_Data section:_
====

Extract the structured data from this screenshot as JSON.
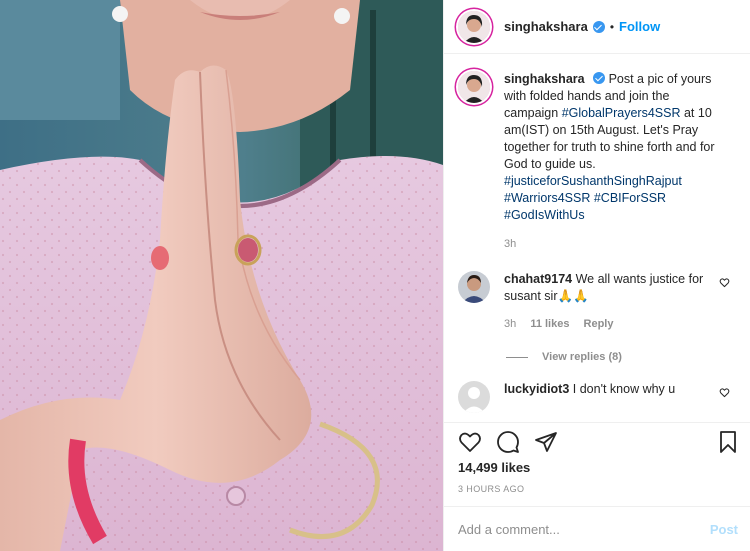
{
  "post": {
    "username": "singhakshara",
    "follow_label": "Follow",
    "separator": "•"
  },
  "caption": {
    "username": "singhakshara",
    "text_1": "Post a pic of yours with folded hands and join the campaign ",
    "tag_1": "#GlobalPrayers4SSR",
    "text_2": " at 10 am(IST) on 15th August. Let's Pray together for truth to shine forth and for God to guide us. ",
    "tag_2": "#justiceforSushanthSinghRajput",
    "tag_3": "#Warriors4SSR",
    "tag_4": "#CBIForSSR",
    "tag_5": "#GodIsWithUs",
    "time": "3h"
  },
  "comments": [
    {
      "username": "chahat9174",
      "text": "We all wants justice for susant sir🙏🙏",
      "time": "3h",
      "likes": "11 likes",
      "reply_label": "Reply",
      "view_replies": "View replies (8)"
    },
    {
      "username": "luckyidiot3",
      "text": "I don't know why u"
    }
  ],
  "footer": {
    "likes": "14,499 likes",
    "posted_ago": "3 HOURS AGO",
    "add_comment_placeholder": "Add a comment...",
    "post_label": "Post"
  },
  "icons": {
    "like": "heart-icon",
    "comment": "comment-icon",
    "share": "share-icon",
    "save": "bookmark-icon",
    "verified": "verified-badge-icon"
  },
  "colors": {
    "link": "#0095f6",
    "hashtag": "#00376b",
    "muted": "#8e8e8e",
    "verified": "#3897f0",
    "post_disabled": "#b2dffc"
  }
}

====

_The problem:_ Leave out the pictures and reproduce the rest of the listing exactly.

_Output for this exercise:_
Extract the structured data from this screenshot as JSON.
{
  "post": {
    "username": "singhakshara",
    "follow_label": "Follow",
    "separator": "•"
  },
  "caption": {
    "username": "singhakshara",
    "text_1": "Post a pic of yours with folded hands and join the campaign ",
    "tag_1": "#GlobalPrayers4SSR",
    "text_2": " at 10 am(IST) on 15th August. Let's Pray together for truth to shine forth and for God to guide us. ",
    "tag_2": "#justiceforSushanthSinghRajput",
    "tag_3": "#Warriors4SSR",
    "tag_4": "#CBIForSSR",
    "tag_5": "#GodIsWithUs",
    "time": "3h"
  },
  "comments": [
    {
      "username": "chahat9174",
      "text": "We all wants justice for susant sir🙏🙏",
      "time": "3h",
      "likes": "11 likes",
      "reply_label": "Reply",
      "view_replies": "View replies (8)"
    },
    {
      "username": "luckyidiot3",
      "text": "I don't know why u"
    }
  ],
  "footer": {
    "likes": "14,499 likes",
    "posted_ago": "3 HOURS AGO",
    "add_comment_placeholder": "Add a comment...",
    "post_label": "Post"
  },
  "icons": {
    "like": "heart-icon",
    "comment": "comment-icon",
    "share": "share-icon",
    "save": "bookmark-icon",
    "verified": "verified-badge-icon"
  },
  "colors": {
    "link": "#0095f6",
    "hashtag": "#00376b",
    "muted": "#8e8e8e",
    "verified": "#3897f0",
    "post_disabled": "#b2dffc"
  }
}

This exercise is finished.